EXERCISE PROMPT: Search the entries below for the string "this" and give the number of lines that hold it, nothing else.

EXERCISE MATERIAL:
########
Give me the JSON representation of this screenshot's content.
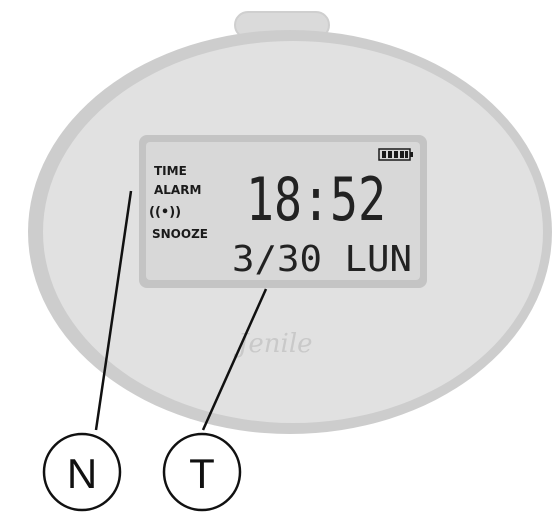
{
  "display": {
    "indicators": {
      "time": "TIME",
      "alarm": "ALARM",
      "sound_icon": "((•))",
      "snooze": "SNOOZE"
    },
    "clock": "18:52",
    "date": "3/30 LUN",
    "battery_icon": "battery-icon"
  },
  "brand": "Jenile",
  "callouts": [
    {
      "letter": "N"
    },
    {
      "letter": "T"
    }
  ],
  "colors": {
    "body": "#e2e2e2",
    "body_rim": "#c9c9c9",
    "lcd": "#d6d6d6",
    "lcd_border": "#b5b5b5",
    "ink": "#1a1a1a"
  }
}
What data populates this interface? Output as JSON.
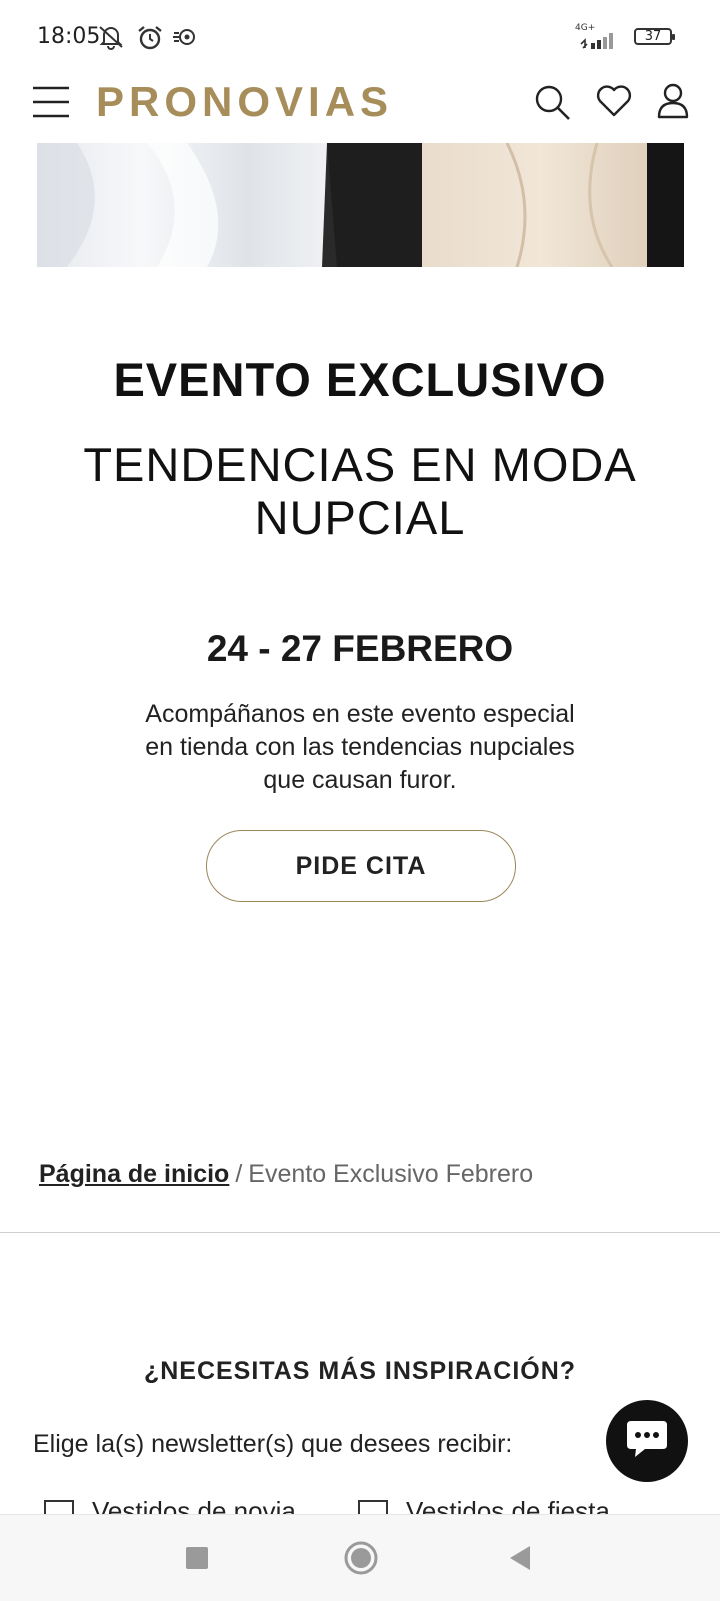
{
  "status_bar": {
    "time": "18:05",
    "network": "4G+",
    "battery": "37"
  },
  "header": {
    "logo": "PRONOVIAS",
    "icons": [
      "menu-icon",
      "search-icon",
      "heart-icon",
      "user-icon"
    ]
  },
  "event": {
    "title": "EVENTO EXCLUSIVO",
    "subtitle_line1": "TENDENCIAS EN MODA",
    "subtitle_line2": "NUPCIAL",
    "date": "24 - 27 FEBRERO",
    "desc_line1": "Acompáñanos en este evento especial",
    "desc_line2": "en tienda con las tendencias nupciales",
    "desc_line3": "que causan furor.",
    "cta": "PIDE CITA"
  },
  "breadcrumb": {
    "home": "Página de inicio",
    "separator": "/",
    "current": "Evento Exclusivo Febrero"
  },
  "newsletter": {
    "heading": "¿NECESITAS MÁS INSPIRACIÓN?",
    "prompt": "Elige la(s) newsletter(s) que desees recibir:",
    "options": [
      "Vestidos de novia",
      "Vestidos de fiesta"
    ]
  },
  "colors": {
    "brand_gold": "#a78d5a",
    "button_border": "#9c875a",
    "chat_bubble": "#111111"
  }
}
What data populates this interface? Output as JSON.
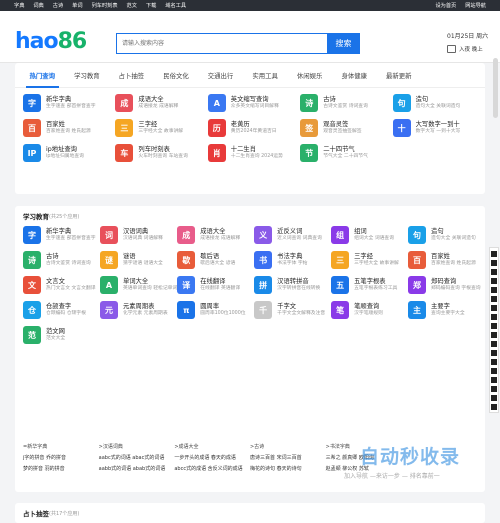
{
  "topbar": {
    "links": [
      "字典",
      "词典",
      "古诗",
      "单词",
      "列车时刻表",
      "范文",
      "下载",
      "域名工具"
    ],
    "right": [
      "设为首页",
      "网站导航"
    ]
  },
  "logo": {
    "a": "hao",
    "b": "86"
  },
  "search": {
    "placeholder": "请输入搜索内容",
    "button": "搜索"
  },
  "date": {
    "text": "01月25日 周六",
    "login": "入夜 晚上"
  },
  "tabs": [
    "热门查询",
    "学习教育",
    "占卜抽签",
    "民俗文化",
    "交通出行",
    "实用工具",
    "休闲娱乐",
    "身体健康",
    "最新更新"
  ],
  "hot": [
    {
      "t": "新华字典",
      "d": "生字速查 部首拼音查字",
      "c": "#1a73e8",
      "i": "字"
    },
    {
      "t": "成语大全",
      "d": "成语接龙 成语解释",
      "c": "#e8505b",
      "i": "成"
    },
    {
      "t": "英文缩写查询",
      "d": "众多英文缩写词目解释",
      "c": "#3a78f2",
      "i": "A"
    },
    {
      "t": "古诗",
      "d": "古诗文鉴赏 诗词查询",
      "c": "#2ab06a",
      "i": "诗"
    },
    {
      "t": "造句",
      "d": "造句大全 关联词造句",
      "c": "#1aa0e8",
      "i": "句"
    },
    {
      "t": "百家姓",
      "d": "百家姓查询 姓氏起源",
      "c": "#e85c3a",
      "i": "百"
    },
    {
      "t": "三字经",
      "d": "三字经大全 故事讲解",
      "c": "#f5a623",
      "i": "三"
    },
    {
      "t": "老黄历",
      "d": "黄历2024年黄道吉日",
      "c": "#e83a3a",
      "i": "历"
    },
    {
      "t": "观音灵签",
      "d": "观音灵签抽签解签",
      "c": "#e89a3a",
      "i": "签"
    },
    {
      "t": "大写数字一到十",
      "d": "数字大写 一到十大写",
      "c": "#3a6ff2",
      "i": "十"
    },
    {
      "t": "ip地址查询",
      "d": "ip地址归属地查询",
      "c": "#1a8ae8",
      "i": "IP"
    },
    {
      "t": "列车时刻表",
      "d": "火车时刻查询 车站查询",
      "c": "#e8503a",
      "i": "车"
    },
    {
      "t": "十二生肖",
      "d": "十二生肖查询 2024运势",
      "c": "#e83a3a",
      "i": "肖"
    },
    {
      "t": "二十四节气",
      "d": "节气大全 二十四节气",
      "c": "#2ab06a",
      "i": "节"
    }
  ],
  "study": {
    "title": "学习教育",
    "count": "(共25个应用)"
  },
  "edu": [
    {
      "t": "新华字典",
      "d": "生字速查 部首拼音查字",
      "c": "#1a73e8",
      "i": "字"
    },
    {
      "t": "汉语词典",
      "d": "汉语词典 词语解释",
      "c": "#e8505b",
      "i": "词"
    },
    {
      "t": "成语大全",
      "d": "成语接龙 成语解释",
      "c": "#e85c8a",
      "i": "成"
    },
    {
      "t": "近反义词",
      "d": "近义词查询 词典查询",
      "c": "#8a5ae8",
      "i": "义"
    },
    {
      "t": "组词",
      "d": "组词大全 词语查询",
      "c": "#8a3ae8",
      "i": "组"
    },
    {
      "t": "造句",
      "d": "造句大全 关联词造句",
      "c": "#1aa0e8",
      "i": "句"
    },
    {
      "t": "古诗",
      "d": "古诗文鉴赏 诗词查询",
      "c": "#2ab06a",
      "i": "诗"
    },
    {
      "t": "谜语",
      "d": "猜字谜语 谜语大全",
      "c": "#f5a623",
      "i": "谜"
    },
    {
      "t": "歇后语",
      "d": "歇后语大全 谚语",
      "c": "#e85c3a",
      "i": "歇"
    },
    {
      "t": "书法字典",
      "d": "书法字体 字帖",
      "c": "#3a6ff2",
      "i": "书"
    },
    {
      "t": "三字经",
      "d": "三字经大全 故事讲解",
      "c": "#f5a623",
      "i": "三"
    },
    {
      "t": "百家姓",
      "d": "百家姓查询 姓氏起源",
      "c": "#e85c3a",
      "i": "百"
    },
    {
      "t": "文言文",
      "d": "热门文言文 文言文翻译",
      "c": "#e8503a",
      "i": "文"
    },
    {
      "t": "单词大全",
      "d": "英语单词查询 轻松记单词",
      "c": "#2ab06a",
      "i": "A"
    },
    {
      "t": "在线翻译",
      "d": "在线翻译 英语翻译",
      "c": "#3a78f2",
      "i": "译"
    },
    {
      "t": "汉语转拼音",
      "d": "汉字转拼音在线转换",
      "c": "#1a8ae8",
      "i": "拼"
    },
    {
      "t": "五笔字根表",
      "d": "五笔字根表练习工具",
      "c": "#1a73e8",
      "i": "五"
    },
    {
      "t": "郑码查询",
      "d": "郑码编码查询 字根查询",
      "c": "#8a3ae8",
      "i": "郑"
    },
    {
      "t": "仓颉查字",
      "d": "仓颉编码 仓颉字根",
      "c": "#1aa0e8",
      "i": "仓"
    },
    {
      "t": "元素周期表",
      "d": "化学元素 元素周期表",
      "c": "#8a5ae8",
      "i": "元"
    },
    {
      "t": "圆周率",
      "d": "圆周率100位1000位",
      "c": "#1a73e8",
      "i": "π"
    },
    {
      "t": "千字文",
      "d": "千字文全文解释及注音",
      "c": "#c8c8c8",
      "i": "千"
    },
    {
      "t": "笔顺查询",
      "d": "汉字笔顺规则",
      "c": "#8a3ae8",
      "i": "笔"
    },
    {
      "t": "主要字",
      "d": "查询主要字大全",
      "c": "#1a8ae8",
      "i": "主"
    },
    {
      "t": "范文网",
      "d": "范文大全",
      "c": "#2ab06a",
      "i": "范"
    }
  ],
  "sub": [
    [
      "=新华字典",
      "j字的拼音 乔的拼音",
      "梦的拼音 羽的拼音"
    ],
    [
      ">汉语词典",
      "aabc式的词语 abac式的词语",
      "aabb式的词语 abab式的词语"
    ],
    [
      ">成语大全",
      "一步开头的成语 春天的成语",
      "abcc式的成语 含反义词的成语"
    ],
    [
      ">古诗",
      "唐诗三百首 宋词三百首",
      "梅花的诗句 春天的诗句"
    ],
    [
      ">书法字典",
      "三希之 颜真卿 欧阳询",
      "赵孟頫 柳公权 苏轼"
    ]
  ],
  "fortune": {
    "title": "占卜抽签",
    "count": "(共17个应用)"
  },
  "watermark": {
    "big": "自动秒收录",
    "small": "加入导航 —来访一步 — 排名靠前一"
  }
}
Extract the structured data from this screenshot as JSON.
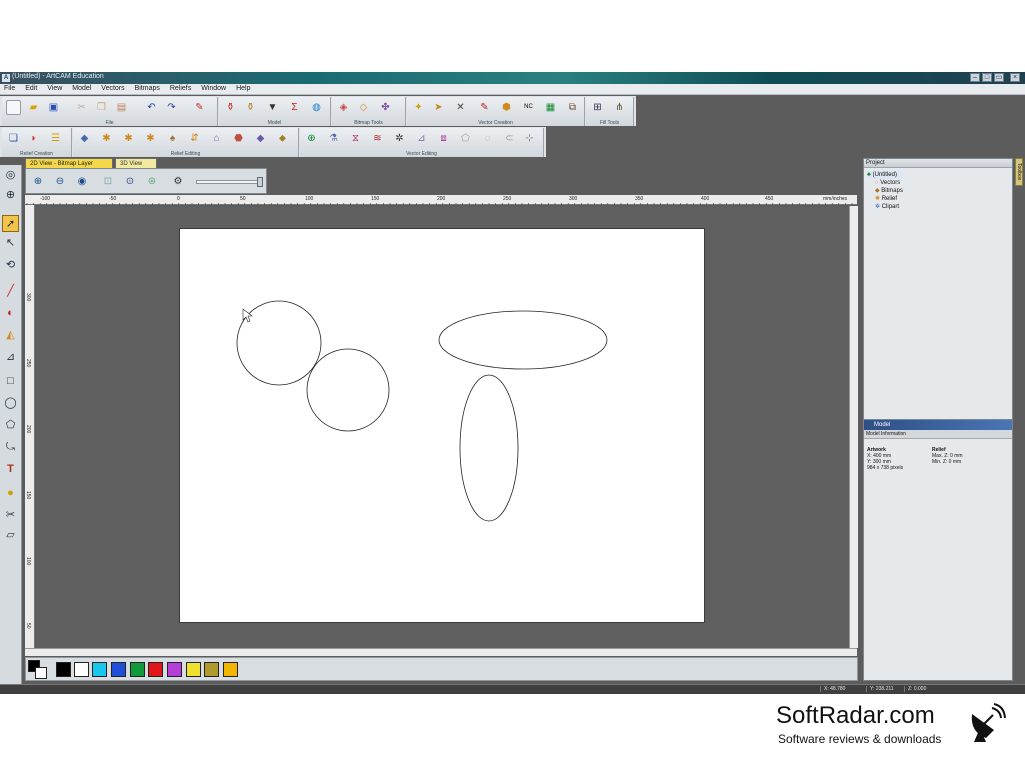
{
  "window": {
    "title": "(Untitled) - ArtCAM Education",
    "app_icon": "A"
  },
  "menu": [
    "File",
    "Edit",
    "View",
    "Model",
    "Vectors",
    "Bitmaps",
    "Reliefs",
    "Window",
    "Help"
  ],
  "toolbar_groups_row1": [
    "File",
    "Model",
    "Bitmap Tools",
    "Vector Creation",
    "Fill Tools"
  ],
  "toolbar_groups_row2": [
    "Relief Creation",
    "Relief Editing",
    "Vector Editing"
  ],
  "view_tabs": [
    {
      "label": "2D View - Bitmap Layer",
      "active": true
    },
    {
      "label": "3D View",
      "active": false
    }
  ],
  "ruler": {
    "h_labels": [
      "-100",
      "-50",
      "0",
      "50",
      "100",
      "150",
      "200",
      "250",
      "300",
      "350",
      "400",
      "450"
    ],
    "h_units": "mm/inches",
    "v_labels": [
      "300",
      "250",
      "200",
      "150",
      "100",
      "50",
      "0"
    ]
  },
  "project": {
    "header": "Project",
    "root": "(Untitled)",
    "items": [
      "Vectors",
      "Bitmaps",
      "Relief",
      "Clipart"
    ]
  },
  "model": {
    "header": "Model",
    "subheader": "Model Information",
    "artwork_title": "Artwork",
    "artwork_x": "X: 400 mm",
    "artwork_y": "Y: 300 mm",
    "artwork_pixels": "984 x 738 pixels",
    "relief_title": "Relief",
    "relief_max": "Max. Z: 0 mm",
    "relief_min": "Min. Z: 0 mm"
  },
  "side_tab": "Toolbox",
  "palette": {
    "colors": [
      "#000000",
      "#ffffff",
      "#19c6ee",
      "#1f4fd6",
      "#119a3a",
      "#e0161b",
      "#b43fd8",
      "#f0e030",
      "#b19a2c",
      "#f2b600"
    ]
  },
  "status": {
    "x": "X: 48.780",
    "y": "Y: 238.211",
    "z": "Z: 0.000"
  },
  "brand": {
    "name": "SoftRadar.com",
    "tagline": "Software reviews & downloads"
  }
}
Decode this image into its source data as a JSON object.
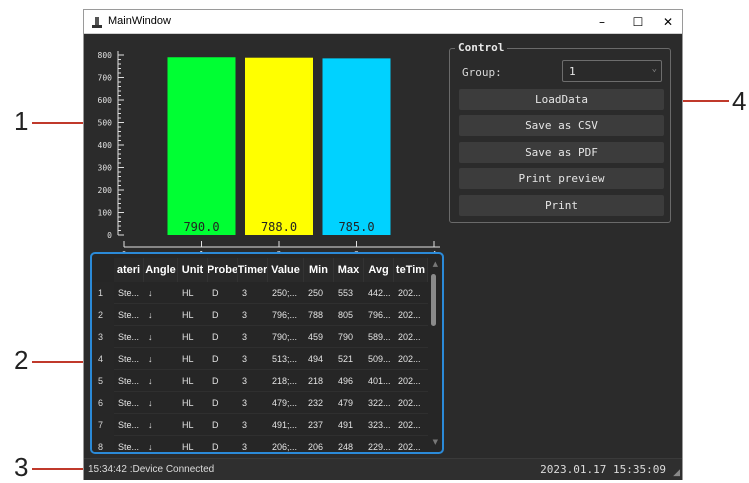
{
  "window": {
    "title": "MainWindow",
    "minimize": "–",
    "maximize": "☐",
    "close": "✕"
  },
  "callouts": [
    "1",
    "2",
    "3",
    "4"
  ],
  "chart_data": {
    "type": "bar",
    "x_ticks": [
      "0",
      "1",
      "2",
      "3",
      "4"
    ],
    "y_ticks": [
      "0",
      "100",
      "200",
      "300",
      "400",
      "500",
      "600",
      "700",
      "800"
    ],
    "ylim": [
      0,
      800
    ],
    "xlim": [
      0,
      4
    ],
    "bars": [
      {
        "x": 1,
        "value": 790.0,
        "label": "790.0",
        "color": "#00ff33"
      },
      {
        "x": 2,
        "value": 788.0,
        "label": "788.0",
        "color": "#ffff00"
      },
      {
        "x": 3,
        "value": 785.0,
        "label": "785.0",
        "color": "#00d2ff"
      }
    ],
    "background": "#2b2b2b",
    "axis_color": "#e0e0e0"
  },
  "control": {
    "legend": "Control",
    "group_label": "Group:",
    "group_value": "1",
    "buttons": [
      "LoadData",
      "Save as CSV",
      "Save as PDF",
      "Print preview",
      "Print"
    ]
  },
  "table": {
    "columns": [
      "ateri",
      "Angle",
      "Unit",
      "Probe",
      "Timer",
      "Value",
      "Min",
      "Max",
      "Avg",
      "teTim"
    ],
    "rows": [
      [
        "1",
        "Ste...",
        "↓",
        "HL",
        "D",
        "3",
        "250;...",
        "250",
        "553",
        "442...",
        "202..."
      ],
      [
        "2",
        "Ste...",
        "↓",
        "HL",
        "D",
        "3",
        "796;...",
        "788",
        "805",
        "796...",
        "202..."
      ],
      [
        "3",
        "Ste...",
        "↓",
        "HL",
        "D",
        "3",
        "790;...",
        "459",
        "790",
        "589...",
        "202..."
      ],
      [
        "4",
        "Ste...",
        "↓",
        "HL",
        "D",
        "3",
        "513;...",
        "494",
        "521",
        "509...",
        "202..."
      ],
      [
        "5",
        "Ste...",
        "↓",
        "HL",
        "D",
        "3",
        "218;...",
        "218",
        "496",
        "401...",
        "202..."
      ],
      [
        "6",
        "Ste...",
        "↓",
        "HL",
        "D",
        "3",
        "479;...",
        "232",
        "479",
        "322...",
        "202..."
      ],
      [
        "7",
        "Ste...",
        "↓",
        "HL",
        "D",
        "3",
        "491;...",
        "237",
        "491",
        "323...",
        "202..."
      ],
      [
        "8",
        "Ste...",
        "↓",
        "HL",
        "D",
        "3",
        "206;...",
        "206",
        "248",
        "229...",
        "202..."
      ]
    ],
    "scroll_up": "▲",
    "scroll_down": "▼"
  },
  "status": {
    "left": "15:34:42 :Device Connected",
    "right": "2023.01.17 15:35:09",
    "grip": "◢"
  },
  "colors": {
    "accent": "#2b8ad8",
    "callout_line": "#c0392b"
  }
}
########
EXERCISE ANSWER: 5